In the discharge of this duty, the defendant's liability was not limited alone to the actual knowledge of either its superintendent, or of an under foreman who acted as superintendent, that the staging was unsound. It included also responsibility for the negligence of the acting superintendent in not ascertaining that fact before directing the plaintiffs to use the staging, if by the exercise of due diligence on his part this condition, upon examination, would have been made known to him. Arkerson v. Dennison, Connolly v. Waltham, ubi supra.
Such an inquiry is a question of fact, and as the ruling requested by the defendant could not be given, both cases were rightly submitted to the jury with instructions that were sufficiently full.
A further exception is presented in the first case relating to the effect to be given to the admission of certain evidence.
After his injury the plaintiff Feeney became an inmate of a hospital which kept daily records of the medical treatment of its patients. Subject to his exception, and without the testimony of the person who made the entry concerning him, or that of any one properly charged with their custody, this entry was introduced in evidence by the defendant.
The exceptions are obscure as to the precise ground upon which at first the evidence was admitted. From the statement of the defendant's counsel at the close of the instructions, it may be assumed that the object was to affect the measure of damages by showing that the plaintiff had refused to submit himself to proper medical treatment, and insisted upon a different course being prescribed, and that no change being granted, he refused to remain, and left the hospital.
It further may be assumed from the instructions, that the plaintiff was a witness at the trial, and this testimony finally was deemed admissible as in some manner tending to contradict him.
If for either purpose it was competent, the record did not prove itself, and therefore was inadmissible, without sufficient authentication, for reasons fully stated in the recent case of Cashin v. New York, New Haven, Hartford Railroad, 185 Mass. 543, 546. At the time of admission no limitation appears to have been put upon the evidential scope of the record. Subsequently the presiding judge limited its effect as being in substance a declaration by the plaintiff that he did not desire to remain, or to submit himself to the proposed treatment.
Incompetent evidence, if admitted without objection, has the same probative effect as if competent. Roberts v. Boston, 149 Mass. 346. Rapson v. Leighton, 187 Mass. 432, and cases cited on
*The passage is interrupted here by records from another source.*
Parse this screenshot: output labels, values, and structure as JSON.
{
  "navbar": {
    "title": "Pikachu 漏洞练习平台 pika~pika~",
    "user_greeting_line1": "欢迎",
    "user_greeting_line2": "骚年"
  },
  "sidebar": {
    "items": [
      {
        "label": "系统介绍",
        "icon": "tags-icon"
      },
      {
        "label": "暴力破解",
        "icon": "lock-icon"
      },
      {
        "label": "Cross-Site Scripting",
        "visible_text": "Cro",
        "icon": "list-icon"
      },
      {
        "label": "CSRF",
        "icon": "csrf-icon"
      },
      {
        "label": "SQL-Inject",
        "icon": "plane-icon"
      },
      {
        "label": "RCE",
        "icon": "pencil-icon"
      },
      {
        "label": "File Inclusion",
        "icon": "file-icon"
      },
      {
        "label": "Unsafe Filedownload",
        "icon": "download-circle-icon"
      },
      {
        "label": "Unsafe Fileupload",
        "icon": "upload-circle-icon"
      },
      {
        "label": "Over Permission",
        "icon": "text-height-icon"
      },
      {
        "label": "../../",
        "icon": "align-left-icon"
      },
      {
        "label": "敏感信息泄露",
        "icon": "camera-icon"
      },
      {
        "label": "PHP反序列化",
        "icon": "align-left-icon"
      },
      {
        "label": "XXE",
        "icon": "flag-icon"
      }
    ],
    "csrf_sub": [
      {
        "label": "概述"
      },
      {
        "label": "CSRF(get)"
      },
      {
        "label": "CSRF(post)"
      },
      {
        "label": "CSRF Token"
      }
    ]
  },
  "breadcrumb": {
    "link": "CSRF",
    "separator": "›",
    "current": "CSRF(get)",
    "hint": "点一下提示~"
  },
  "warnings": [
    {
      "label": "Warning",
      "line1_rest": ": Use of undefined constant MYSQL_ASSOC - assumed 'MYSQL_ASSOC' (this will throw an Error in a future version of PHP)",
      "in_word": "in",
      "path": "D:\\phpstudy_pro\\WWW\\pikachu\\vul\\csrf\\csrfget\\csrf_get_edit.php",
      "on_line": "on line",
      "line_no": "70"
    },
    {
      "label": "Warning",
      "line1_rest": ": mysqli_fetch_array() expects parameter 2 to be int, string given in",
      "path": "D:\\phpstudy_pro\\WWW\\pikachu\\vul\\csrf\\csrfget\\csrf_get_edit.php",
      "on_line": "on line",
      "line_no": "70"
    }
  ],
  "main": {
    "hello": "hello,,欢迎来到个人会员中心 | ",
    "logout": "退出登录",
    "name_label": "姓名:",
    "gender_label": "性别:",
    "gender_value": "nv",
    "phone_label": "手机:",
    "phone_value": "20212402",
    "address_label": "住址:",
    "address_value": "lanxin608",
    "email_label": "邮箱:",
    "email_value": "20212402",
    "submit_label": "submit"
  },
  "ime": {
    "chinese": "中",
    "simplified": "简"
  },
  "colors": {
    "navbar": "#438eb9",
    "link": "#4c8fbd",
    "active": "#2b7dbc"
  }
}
But under our practice, when admitted as it was here, subject to the exception of the plaintiff, the subsequent ruling limiting its relevancy, to which the defendant excepted, was within the discretionary power of the trial court. Hawes v. Gustin, 2 Allen, 402, 406. Eldridge v. Hawley, 115 Mass. 410, 412. Roberts v. Boston, ubi supra. Anthony v. Travis, 148 Mass. 53.
By the course pursued, the instructions given on this part of the case must be taken as expressing the final ruling, with the practical result that the defendant had a limited benefit of evidence that should have been entirely excluded. Because the original error was partially cured, it cannot now consistently complain that for this reason a new trial should be granted.